INPUT RECORDS
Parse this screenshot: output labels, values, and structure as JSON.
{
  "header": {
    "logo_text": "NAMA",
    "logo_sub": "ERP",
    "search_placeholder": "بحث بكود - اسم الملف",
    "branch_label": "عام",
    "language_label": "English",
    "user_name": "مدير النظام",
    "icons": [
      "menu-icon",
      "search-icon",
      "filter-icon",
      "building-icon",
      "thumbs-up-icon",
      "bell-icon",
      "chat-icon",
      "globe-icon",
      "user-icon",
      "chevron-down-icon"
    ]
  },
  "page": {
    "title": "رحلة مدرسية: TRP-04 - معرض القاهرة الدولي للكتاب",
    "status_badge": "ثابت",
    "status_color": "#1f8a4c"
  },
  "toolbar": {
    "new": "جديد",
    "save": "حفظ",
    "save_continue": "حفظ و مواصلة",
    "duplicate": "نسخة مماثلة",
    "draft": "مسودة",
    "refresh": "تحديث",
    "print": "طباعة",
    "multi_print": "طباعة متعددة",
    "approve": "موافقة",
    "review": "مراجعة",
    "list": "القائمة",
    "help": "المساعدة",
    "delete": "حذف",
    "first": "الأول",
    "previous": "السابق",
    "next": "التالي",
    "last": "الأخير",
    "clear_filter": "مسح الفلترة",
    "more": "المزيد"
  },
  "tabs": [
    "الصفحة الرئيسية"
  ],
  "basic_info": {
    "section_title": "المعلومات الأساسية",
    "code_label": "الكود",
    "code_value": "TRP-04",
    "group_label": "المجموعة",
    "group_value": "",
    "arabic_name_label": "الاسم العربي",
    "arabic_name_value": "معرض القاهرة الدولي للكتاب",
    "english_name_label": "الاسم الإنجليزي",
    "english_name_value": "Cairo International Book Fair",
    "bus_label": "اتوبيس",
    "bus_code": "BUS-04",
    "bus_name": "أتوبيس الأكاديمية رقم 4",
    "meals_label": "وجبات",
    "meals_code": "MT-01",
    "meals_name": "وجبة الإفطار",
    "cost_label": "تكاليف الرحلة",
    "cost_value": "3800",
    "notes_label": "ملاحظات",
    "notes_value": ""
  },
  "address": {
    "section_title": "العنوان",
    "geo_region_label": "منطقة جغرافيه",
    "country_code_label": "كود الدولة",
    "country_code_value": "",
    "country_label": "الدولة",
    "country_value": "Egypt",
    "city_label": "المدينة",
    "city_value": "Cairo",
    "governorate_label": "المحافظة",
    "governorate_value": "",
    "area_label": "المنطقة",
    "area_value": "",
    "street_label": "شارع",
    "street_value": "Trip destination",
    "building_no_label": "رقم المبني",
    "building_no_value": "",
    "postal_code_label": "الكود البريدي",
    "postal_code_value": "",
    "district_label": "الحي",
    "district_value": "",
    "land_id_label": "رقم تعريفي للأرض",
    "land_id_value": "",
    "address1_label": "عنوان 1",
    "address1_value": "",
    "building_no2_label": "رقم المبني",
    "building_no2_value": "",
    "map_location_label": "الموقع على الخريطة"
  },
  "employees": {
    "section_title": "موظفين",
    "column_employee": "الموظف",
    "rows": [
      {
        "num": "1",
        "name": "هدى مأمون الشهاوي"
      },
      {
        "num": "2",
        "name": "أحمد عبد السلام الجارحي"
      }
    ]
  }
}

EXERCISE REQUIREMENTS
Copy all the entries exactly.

EXERCISE OUTPUT
Parse this screenshot: output labels, values, and structure as JSON.
{
  "header": {
    "logo_text": "NAMA",
    "logo_sub": "ERP",
    "search_placeholder": "بحث بكود - اسم الملف",
    "branch_label": "عام",
    "language_label": "English",
    "user_name": "مدير النظام",
    "icons": [
      "menu-icon",
      "search-icon",
      "filter-icon",
      "building-icon",
      "thumbs-up-icon",
      "bell-icon",
      "chat-icon",
      "globe-icon",
      "user-icon",
      "chevron-down-icon"
    ]
  },
  "page": {
    "title": "رحلة مدرسية: TRP-04 - معرض القاهرة الدولي للكتاب",
    "status_badge": "ثابت",
    "status_color": "#1f8a4c"
  },
  "toolbar": {
    "new": "جديد",
    "save": "حفظ",
    "save_continue": "حفظ و مواصلة",
    "duplicate": "نسخة مماثلة",
    "draft": "مسودة",
    "refresh": "تحديث",
    "print": "طباعة",
    "multi_print": "طباعة متعددة",
    "approve": "موافقة",
    "review": "مراجعة",
    "list": "القائمة",
    "help": "المساعدة",
    "delete": "حذف",
    "first": "الأول",
    "previous": "السابق",
    "next": "التالي",
    "last": "الأخير",
    "clear_filter": "مسح الفلترة",
    "more": "المزيد"
  },
  "tabs": [
    "الصفحة الرئيسية"
  ],
  "basic_info": {
    "section_title": "المعلومات الأساسية",
    "code_label": "الكود",
    "code_value": "TRP-04",
    "group_label": "المجموعة",
    "group_value": "",
    "arabic_name_label": "الاسم العربي",
    "arabic_name_value": "معرض القاهرة الدولي للكتاب",
    "english_name_label": "الاسم الإنجليزي",
    "english_name_value": "Cairo International Book Fair",
    "bus_label": "اتوبيس",
    "bus_code": "BUS-04",
    "bus_name": "أتوبيس الأكاديمية رقم 4",
    "meals_label": "وجبات",
    "meals_code": "MT-01",
    "meals_name": "وجبة الإفطار",
    "cost_label": "تكاليف الرحلة",
    "cost_value": "3800",
    "notes_label": "ملاحظات",
    "notes_value": ""
  },
  "address": {
    "section_title": "العنوان",
    "geo_region_label": "منطقة جغرافيه",
    "country_code_label": "كود الدولة",
    "country_code_value": "",
    "country_label": "الدولة",
    "country_value": "Egypt",
    "city_label": "المدينة",
    "city_value": "Cairo",
    "governorate_label": "المحافظة",
    "governorate_value": "",
    "area_label": "المنطقة",
    "area_value": "",
    "street_label": "شارع",
    "street_value": "Trip destination",
    "building_no_label": "رقم المبني",
    "building_no_value": "",
    "postal_code_label": "الكود البريدي",
    "postal_code_value": "",
    "district_label": "الحي",
    "district_value": "",
    "land_id_label": "رقم تعريفي للأرض",
    "land_id_value": "",
    "address1_label": "عنوان 1",
    "address1_value": "",
    "building_no2_label": "رقم المبني",
    "building_no2_value": "",
    "map_location_label": "الموقع على الخريطة"
  },
  "employees": {
    "section_title": "موظفين",
    "column_employee": "الموظف",
    "rows": [
      {
        "num": "1",
        "name": "هدى مأمون الشهاوي"
      },
      {
        "num": "2",
        "name": "أحمد عبد السلام الجارحي"
      }
    ]
  }
}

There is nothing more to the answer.